The company has five main troupes: Hana, Tsuki, Yuki, Hoshi, and Sora (Flower, Moon, Snow, Star, and the Cosmos respectively), and Senka (Superior Members), a collection for senior actresses no longer part of a regular troupe who still wish to maintain their association with the revue and perform from time to time. Flower and Moon are the original troupes, founded in 1921. Snow Troupe began in 1924. Star Troupe was founded in 1931, disbanded in 1939, and reestablished in 1948. Cosmos, founded in 1998. is the newest troupe.

(Right: the entrace hall of the was big...and sparkly...the paino played itself the main themes of the performances!!!)

Anyway. The other weekend (30th October on Saturday) I went with one of my classes (with Hester again) to see this magical show. And it was AMAZING! We went and saw the Star Troupe do a Revue of Autumn. It was based around really Japanese themes with all the performers in Japanese kimonos doing fan dances and there were ninja and a sword fight between two samurais fighting over a geisha. But it was all a Japanese musical! SOOO PRETTY! I really liked the minor actors rather then the main ones, because although they weren’t in the spot light they were the ones that made the main stars look good. They were the ones that just made it really spectular with well timed moves and adorable costumes. I love the little gadgets they used that just made the show even more spectacular like trap doors, a rotating stage floor and smoke machines and well timed fans to get rid of the smoke when it wasn’t needed. Then there was the music. Soooooooo pretty. I just can’t describe it. A perfect mix of Japanese style and modern stuff ^_^

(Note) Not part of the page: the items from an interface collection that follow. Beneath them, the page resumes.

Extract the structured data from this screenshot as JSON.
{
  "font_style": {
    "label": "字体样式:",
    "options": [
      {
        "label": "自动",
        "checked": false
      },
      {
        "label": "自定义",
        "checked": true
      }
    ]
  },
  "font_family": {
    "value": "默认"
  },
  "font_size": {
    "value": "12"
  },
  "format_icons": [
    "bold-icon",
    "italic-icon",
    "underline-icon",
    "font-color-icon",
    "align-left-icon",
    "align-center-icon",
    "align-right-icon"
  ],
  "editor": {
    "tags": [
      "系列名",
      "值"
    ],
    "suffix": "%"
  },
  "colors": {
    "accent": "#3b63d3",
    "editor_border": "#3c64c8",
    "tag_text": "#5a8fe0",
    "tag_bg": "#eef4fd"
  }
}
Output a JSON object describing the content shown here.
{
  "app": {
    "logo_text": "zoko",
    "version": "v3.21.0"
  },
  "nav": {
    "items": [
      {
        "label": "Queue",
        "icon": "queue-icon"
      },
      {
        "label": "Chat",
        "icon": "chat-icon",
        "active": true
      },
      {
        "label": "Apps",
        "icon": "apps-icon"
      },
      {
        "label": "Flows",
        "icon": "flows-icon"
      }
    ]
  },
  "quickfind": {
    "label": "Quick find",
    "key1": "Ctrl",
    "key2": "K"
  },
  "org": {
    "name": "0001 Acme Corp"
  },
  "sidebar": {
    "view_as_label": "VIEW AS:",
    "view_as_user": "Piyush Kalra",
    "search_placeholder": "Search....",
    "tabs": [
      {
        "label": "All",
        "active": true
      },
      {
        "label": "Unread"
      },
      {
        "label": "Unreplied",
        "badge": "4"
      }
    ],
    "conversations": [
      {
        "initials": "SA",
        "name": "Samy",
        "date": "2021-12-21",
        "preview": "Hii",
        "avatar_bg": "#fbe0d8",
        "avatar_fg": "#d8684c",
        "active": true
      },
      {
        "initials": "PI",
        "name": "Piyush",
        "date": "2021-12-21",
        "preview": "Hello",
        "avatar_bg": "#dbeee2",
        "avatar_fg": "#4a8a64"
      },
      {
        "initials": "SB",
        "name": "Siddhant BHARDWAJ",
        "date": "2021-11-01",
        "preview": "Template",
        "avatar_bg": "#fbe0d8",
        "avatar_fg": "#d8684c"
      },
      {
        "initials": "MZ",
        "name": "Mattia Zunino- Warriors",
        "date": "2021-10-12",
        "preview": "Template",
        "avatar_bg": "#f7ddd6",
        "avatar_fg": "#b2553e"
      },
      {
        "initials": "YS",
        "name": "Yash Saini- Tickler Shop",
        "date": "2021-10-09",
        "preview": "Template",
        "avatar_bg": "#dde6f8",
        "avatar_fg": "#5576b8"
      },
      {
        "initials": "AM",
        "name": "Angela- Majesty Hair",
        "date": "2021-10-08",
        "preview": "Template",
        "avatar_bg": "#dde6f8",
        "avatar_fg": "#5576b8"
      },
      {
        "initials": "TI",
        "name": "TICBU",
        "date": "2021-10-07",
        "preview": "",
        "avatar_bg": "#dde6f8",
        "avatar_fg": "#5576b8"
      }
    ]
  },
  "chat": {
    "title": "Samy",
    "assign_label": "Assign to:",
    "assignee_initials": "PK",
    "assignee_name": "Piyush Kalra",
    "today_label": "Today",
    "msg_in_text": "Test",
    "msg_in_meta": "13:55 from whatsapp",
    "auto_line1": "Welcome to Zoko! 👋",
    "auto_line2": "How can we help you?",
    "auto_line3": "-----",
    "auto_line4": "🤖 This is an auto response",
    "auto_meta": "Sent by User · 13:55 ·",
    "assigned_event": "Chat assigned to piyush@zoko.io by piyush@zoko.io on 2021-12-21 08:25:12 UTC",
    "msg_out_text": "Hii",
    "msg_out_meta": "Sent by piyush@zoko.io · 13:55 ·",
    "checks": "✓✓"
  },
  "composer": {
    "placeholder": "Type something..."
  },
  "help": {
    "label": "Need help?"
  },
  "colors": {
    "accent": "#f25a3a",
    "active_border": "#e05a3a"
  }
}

After the review and a short intermission was the main performance. It was a Japanese musical of An Officer and a Gentleman. I’ve never seen the film before but read a brief description of it before hand. Despite that I understood it really well! I was well chuffed ^^; The acting and the stage props and the timing, the lights and gadgets again were just all mind blowing. It really is on a whole new level compared to the West-end musicals I’ve seen.

(Left: The Theatre on the inside...we were really high up)

Tickets to the show range from 2500 to over 10,000yen! Me and a group plan to go again to see For Whom the Bell Tolls (if we can get around to booking the tickets). Soooo looking forward to it ^^ That will be in the mid-level seats at 5,500yen. I really wish I could have taken pictures of the performance but allas no. But there are videos on youtube ^_^

In the past Takarazuka have done musicals of Phoenix Wright ( , Black Jack, Romeo and Juliet, Oklahoma, Phantom of the Opera, Singin’ in the Rain, Sound of Music, and loooads more. The Rose of Versailles is their most famous piece. It’s based on a manga of the same name that was supposed to be about Mary Antoinette but it ended up being a story about Oscar, a woman who grey up like a man to take after her father as the leader of the palace guards, so it’s really fitting to the Takarazuka image. (Right: An Officer and a Gentleman program the top is the Autumn Dance)

If that doesn’t give you enough reasons to go to Takarazuka then how about this: The Osamu Tezuka museum is also there! Osamu is the ‘God’ of Japanese Manga. He made Tetsuwan Atom/Astro Boy, Ribbon no Kishin/Princess Night, Jungle Taitei/Kimba the White Lion etc. It’s quite cool. You can see sketches he’s made and then there’s a café upstairs where you can sit down and watch his anime or read his manga. There’s LOADS so if you have time you’ll be entertained for hours.
(Me and Princess Knight!)

So yeah ^___^ Takarazuka. Super awesome. If you’re in Japan GO!

No comments:

Post a Comment